Required action —
Would you copy each line of the records that includes the word "true"?

Entries provided —
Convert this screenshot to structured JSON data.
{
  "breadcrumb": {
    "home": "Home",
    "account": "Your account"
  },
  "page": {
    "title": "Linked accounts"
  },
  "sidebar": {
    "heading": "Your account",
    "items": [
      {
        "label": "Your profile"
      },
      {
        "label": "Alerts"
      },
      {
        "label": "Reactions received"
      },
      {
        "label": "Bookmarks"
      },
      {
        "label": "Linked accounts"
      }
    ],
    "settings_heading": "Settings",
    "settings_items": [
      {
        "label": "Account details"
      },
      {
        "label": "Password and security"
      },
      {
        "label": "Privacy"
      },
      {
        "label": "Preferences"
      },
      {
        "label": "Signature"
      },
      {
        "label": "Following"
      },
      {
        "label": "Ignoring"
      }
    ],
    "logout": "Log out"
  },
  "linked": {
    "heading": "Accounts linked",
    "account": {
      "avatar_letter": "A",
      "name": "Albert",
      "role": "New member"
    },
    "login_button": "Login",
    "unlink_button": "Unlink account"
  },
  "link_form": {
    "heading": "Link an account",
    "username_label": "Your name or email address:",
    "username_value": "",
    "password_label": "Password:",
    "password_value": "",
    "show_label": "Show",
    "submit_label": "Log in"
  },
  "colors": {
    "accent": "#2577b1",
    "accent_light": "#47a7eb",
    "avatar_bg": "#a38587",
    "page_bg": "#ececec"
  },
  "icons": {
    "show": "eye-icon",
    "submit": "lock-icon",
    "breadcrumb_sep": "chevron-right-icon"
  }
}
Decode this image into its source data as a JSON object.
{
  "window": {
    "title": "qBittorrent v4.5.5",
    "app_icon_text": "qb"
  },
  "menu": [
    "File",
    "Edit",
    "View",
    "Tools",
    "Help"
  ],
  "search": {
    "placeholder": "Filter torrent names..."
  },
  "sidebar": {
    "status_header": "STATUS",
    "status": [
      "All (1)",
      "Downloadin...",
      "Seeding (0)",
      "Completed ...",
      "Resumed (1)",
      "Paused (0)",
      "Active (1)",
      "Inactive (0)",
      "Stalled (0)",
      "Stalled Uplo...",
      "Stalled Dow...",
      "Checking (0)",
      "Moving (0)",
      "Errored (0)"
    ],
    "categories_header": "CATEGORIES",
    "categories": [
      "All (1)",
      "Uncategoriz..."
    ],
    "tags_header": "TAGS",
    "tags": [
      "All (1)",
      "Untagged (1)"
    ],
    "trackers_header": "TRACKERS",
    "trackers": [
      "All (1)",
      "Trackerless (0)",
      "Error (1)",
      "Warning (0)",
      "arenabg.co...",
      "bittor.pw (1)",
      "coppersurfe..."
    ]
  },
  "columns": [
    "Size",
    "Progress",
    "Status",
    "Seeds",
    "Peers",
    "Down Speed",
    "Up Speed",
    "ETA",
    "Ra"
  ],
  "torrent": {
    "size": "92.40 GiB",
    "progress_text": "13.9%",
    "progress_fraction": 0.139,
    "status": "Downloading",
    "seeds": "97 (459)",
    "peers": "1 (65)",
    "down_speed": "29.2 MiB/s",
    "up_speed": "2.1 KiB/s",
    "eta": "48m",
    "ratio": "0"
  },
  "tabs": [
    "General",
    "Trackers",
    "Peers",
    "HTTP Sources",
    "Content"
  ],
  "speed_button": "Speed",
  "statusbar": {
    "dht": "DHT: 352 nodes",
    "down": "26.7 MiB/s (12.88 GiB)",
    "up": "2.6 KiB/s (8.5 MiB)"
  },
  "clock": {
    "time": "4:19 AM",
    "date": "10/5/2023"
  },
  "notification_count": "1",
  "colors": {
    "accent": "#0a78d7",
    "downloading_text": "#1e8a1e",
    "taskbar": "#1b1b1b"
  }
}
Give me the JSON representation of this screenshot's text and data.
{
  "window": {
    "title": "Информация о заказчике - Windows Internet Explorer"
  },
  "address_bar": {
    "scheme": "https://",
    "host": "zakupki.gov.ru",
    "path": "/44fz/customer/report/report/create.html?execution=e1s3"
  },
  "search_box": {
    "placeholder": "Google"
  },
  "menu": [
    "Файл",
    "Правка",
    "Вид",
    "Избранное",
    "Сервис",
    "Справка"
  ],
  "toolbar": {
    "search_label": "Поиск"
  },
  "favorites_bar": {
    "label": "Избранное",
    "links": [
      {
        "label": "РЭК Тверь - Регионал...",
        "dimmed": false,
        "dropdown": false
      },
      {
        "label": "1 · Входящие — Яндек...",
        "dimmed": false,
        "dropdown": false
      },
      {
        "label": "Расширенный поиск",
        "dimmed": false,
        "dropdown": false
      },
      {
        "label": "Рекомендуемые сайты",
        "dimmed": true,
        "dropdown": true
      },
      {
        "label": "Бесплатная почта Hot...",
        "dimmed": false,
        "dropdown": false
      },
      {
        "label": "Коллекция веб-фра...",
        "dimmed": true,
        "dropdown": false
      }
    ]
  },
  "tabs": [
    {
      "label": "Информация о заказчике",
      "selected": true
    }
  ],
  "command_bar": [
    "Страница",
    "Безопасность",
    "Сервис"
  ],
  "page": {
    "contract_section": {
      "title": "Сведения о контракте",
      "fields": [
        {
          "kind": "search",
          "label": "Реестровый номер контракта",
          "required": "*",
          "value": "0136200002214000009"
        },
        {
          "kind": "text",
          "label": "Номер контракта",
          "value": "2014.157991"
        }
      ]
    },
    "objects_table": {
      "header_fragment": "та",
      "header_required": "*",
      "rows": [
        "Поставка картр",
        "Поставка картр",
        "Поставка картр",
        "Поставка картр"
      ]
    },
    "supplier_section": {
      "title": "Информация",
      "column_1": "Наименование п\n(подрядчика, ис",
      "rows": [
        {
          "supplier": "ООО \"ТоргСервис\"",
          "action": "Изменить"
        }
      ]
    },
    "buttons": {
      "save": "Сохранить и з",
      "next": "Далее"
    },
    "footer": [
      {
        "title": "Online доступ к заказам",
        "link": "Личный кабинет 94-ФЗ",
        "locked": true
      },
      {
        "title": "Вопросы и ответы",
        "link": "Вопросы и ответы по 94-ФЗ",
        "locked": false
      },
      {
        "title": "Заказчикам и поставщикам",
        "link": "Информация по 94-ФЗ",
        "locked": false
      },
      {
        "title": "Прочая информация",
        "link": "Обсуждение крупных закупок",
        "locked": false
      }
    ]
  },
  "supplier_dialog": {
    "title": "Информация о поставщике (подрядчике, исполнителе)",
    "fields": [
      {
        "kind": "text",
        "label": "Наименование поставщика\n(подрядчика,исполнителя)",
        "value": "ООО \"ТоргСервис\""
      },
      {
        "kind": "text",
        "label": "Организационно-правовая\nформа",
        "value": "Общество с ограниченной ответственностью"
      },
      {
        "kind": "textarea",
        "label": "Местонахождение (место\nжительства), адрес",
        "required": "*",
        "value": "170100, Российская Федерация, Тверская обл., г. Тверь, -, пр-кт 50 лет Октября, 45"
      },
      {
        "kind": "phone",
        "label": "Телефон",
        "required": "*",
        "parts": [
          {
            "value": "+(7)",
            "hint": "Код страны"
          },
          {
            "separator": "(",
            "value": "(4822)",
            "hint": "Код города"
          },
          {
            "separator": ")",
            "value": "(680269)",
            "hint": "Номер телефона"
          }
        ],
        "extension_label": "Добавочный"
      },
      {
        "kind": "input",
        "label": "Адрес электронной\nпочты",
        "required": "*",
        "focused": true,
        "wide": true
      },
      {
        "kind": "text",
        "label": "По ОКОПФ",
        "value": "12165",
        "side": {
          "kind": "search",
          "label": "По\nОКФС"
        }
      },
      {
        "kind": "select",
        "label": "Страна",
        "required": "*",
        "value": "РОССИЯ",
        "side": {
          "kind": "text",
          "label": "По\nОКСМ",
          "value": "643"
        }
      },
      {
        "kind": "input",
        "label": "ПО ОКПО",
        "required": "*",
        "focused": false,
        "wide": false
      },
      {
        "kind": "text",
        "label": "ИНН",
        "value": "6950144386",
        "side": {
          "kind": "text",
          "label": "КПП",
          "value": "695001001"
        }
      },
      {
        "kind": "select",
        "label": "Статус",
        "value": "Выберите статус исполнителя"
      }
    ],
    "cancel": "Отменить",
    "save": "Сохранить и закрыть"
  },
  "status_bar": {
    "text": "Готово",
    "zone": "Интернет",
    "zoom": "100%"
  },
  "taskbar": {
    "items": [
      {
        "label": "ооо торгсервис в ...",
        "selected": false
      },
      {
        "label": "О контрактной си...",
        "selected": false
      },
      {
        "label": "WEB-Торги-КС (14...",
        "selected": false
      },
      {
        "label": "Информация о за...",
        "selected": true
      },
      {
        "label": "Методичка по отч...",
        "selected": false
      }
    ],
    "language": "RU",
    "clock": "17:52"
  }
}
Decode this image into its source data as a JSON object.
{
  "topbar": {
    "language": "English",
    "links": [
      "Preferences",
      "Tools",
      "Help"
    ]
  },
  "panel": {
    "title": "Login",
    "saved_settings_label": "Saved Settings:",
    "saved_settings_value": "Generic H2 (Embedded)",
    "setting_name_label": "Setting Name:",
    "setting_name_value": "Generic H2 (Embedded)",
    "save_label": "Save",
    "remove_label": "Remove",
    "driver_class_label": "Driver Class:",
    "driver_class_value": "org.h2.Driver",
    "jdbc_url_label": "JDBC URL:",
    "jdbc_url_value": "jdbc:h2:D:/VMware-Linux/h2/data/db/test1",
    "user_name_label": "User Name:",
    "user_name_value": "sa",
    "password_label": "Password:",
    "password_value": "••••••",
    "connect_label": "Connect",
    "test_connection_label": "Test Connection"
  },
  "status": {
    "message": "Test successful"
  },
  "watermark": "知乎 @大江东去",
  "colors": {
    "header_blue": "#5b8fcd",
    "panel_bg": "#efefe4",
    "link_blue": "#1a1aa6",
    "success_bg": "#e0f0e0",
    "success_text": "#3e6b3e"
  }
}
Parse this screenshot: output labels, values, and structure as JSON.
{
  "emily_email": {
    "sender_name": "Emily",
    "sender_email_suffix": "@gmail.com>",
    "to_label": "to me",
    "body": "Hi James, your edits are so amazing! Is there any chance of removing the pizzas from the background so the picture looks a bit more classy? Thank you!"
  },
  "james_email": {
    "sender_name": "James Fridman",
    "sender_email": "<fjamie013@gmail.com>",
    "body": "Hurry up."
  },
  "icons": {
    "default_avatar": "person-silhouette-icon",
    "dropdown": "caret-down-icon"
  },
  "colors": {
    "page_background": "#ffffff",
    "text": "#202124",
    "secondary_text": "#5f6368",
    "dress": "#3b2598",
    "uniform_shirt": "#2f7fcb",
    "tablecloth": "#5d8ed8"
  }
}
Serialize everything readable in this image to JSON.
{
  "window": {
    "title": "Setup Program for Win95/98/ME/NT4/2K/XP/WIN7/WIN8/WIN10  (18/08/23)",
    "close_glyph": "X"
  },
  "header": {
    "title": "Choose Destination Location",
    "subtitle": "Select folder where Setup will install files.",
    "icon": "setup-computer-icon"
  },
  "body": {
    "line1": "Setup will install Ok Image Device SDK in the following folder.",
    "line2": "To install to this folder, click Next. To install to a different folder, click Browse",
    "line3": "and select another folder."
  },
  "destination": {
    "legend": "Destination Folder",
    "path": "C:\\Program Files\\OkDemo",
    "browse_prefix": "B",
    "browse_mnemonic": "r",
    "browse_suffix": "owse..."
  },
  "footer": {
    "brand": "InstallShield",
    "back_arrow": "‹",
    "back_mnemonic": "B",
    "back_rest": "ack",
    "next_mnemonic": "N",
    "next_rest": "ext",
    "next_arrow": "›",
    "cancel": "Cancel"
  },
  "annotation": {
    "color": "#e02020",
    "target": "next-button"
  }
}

Response box —
        "dimmed": true,
        "dropdown": true
        "dimmed": true,
      "selected": true
        "locked": true
        "focused": true,
        "wide": true
        "selected": true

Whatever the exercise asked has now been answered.